Extracted material:
+ + + + + + +

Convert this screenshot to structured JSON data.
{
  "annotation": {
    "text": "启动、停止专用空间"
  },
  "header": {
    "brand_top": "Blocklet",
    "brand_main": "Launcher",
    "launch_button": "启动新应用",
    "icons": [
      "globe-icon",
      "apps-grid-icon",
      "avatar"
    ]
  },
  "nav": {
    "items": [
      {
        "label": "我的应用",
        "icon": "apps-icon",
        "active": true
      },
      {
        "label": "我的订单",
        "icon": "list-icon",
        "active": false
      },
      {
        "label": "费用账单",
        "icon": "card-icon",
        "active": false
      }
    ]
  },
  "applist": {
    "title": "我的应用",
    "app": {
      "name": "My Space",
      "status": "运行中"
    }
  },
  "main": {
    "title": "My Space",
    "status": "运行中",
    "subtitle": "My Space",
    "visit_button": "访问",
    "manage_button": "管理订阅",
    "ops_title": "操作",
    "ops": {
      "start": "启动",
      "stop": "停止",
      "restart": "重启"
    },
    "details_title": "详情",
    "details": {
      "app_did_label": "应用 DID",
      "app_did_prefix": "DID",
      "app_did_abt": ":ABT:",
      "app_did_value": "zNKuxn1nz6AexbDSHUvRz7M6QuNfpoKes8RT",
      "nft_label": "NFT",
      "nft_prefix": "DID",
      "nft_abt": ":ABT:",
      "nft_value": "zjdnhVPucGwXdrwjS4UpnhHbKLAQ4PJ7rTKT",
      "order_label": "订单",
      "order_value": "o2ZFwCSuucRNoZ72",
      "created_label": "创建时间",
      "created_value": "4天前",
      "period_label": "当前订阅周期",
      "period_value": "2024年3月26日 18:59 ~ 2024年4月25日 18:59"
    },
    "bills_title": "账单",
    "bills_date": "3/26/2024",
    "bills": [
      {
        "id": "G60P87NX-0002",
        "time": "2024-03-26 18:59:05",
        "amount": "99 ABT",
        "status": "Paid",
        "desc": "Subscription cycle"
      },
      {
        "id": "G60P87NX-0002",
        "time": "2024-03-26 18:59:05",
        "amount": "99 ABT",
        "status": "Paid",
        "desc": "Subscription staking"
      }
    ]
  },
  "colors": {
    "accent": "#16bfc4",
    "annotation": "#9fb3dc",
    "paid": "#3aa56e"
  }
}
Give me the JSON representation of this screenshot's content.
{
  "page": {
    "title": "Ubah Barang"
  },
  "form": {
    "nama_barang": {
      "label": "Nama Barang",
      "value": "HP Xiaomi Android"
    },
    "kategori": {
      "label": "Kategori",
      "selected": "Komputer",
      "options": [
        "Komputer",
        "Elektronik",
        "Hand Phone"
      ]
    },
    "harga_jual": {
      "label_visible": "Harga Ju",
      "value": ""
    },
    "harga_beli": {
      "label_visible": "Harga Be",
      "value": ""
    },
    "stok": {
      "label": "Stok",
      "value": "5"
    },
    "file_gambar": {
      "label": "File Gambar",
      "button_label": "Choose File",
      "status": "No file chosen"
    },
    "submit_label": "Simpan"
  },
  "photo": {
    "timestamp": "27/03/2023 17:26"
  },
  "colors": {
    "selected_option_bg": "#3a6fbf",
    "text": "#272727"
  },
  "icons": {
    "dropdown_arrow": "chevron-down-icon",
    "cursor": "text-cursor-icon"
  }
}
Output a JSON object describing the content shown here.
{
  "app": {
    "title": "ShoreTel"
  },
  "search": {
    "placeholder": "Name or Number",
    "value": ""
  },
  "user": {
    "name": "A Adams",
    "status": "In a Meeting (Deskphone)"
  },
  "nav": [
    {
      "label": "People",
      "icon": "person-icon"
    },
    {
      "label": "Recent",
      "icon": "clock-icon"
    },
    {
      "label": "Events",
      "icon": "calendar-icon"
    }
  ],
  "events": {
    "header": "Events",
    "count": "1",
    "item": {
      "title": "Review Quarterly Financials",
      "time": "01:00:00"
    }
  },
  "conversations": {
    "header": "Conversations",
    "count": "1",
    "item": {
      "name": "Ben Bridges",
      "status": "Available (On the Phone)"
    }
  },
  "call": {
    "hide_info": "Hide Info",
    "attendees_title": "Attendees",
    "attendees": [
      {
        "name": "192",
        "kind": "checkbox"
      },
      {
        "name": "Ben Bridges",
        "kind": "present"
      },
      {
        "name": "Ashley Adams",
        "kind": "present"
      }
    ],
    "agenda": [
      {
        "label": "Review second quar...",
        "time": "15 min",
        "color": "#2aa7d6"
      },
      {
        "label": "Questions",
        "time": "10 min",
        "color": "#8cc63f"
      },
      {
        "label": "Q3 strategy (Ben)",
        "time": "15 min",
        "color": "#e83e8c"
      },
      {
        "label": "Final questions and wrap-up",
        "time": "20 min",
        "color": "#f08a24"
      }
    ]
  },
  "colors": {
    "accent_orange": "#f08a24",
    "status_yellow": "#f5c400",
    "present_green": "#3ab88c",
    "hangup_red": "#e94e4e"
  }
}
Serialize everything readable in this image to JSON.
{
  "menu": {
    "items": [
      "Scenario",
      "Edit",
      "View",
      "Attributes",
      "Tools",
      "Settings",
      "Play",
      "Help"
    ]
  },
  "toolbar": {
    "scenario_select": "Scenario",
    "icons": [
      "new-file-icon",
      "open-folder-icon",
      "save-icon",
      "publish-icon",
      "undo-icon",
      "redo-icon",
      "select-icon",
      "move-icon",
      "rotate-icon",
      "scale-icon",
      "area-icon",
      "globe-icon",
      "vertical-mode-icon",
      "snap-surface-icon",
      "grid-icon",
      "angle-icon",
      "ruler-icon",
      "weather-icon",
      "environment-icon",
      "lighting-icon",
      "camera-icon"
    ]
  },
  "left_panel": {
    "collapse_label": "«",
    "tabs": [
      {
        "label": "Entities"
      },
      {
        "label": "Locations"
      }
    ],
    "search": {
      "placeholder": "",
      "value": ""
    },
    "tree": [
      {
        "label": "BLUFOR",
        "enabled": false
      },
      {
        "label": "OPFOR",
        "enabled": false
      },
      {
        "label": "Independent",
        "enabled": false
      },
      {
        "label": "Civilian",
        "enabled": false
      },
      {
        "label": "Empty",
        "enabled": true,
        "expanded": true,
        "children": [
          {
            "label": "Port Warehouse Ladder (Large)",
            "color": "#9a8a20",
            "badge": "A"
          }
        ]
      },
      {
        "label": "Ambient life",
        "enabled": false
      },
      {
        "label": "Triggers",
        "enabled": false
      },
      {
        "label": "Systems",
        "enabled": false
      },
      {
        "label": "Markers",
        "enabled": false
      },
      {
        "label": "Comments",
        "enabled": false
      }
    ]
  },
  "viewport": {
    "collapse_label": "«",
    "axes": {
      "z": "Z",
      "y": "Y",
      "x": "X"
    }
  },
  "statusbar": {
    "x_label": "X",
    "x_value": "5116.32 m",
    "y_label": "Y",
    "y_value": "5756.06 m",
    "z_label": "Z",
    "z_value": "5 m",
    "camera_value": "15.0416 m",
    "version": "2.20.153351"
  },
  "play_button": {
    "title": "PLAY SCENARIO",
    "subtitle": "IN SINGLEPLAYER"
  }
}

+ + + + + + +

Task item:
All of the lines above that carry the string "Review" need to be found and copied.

Answer for this exercise:
      "title": "Review Quarterly Financials",
        "label": "Review second quar...",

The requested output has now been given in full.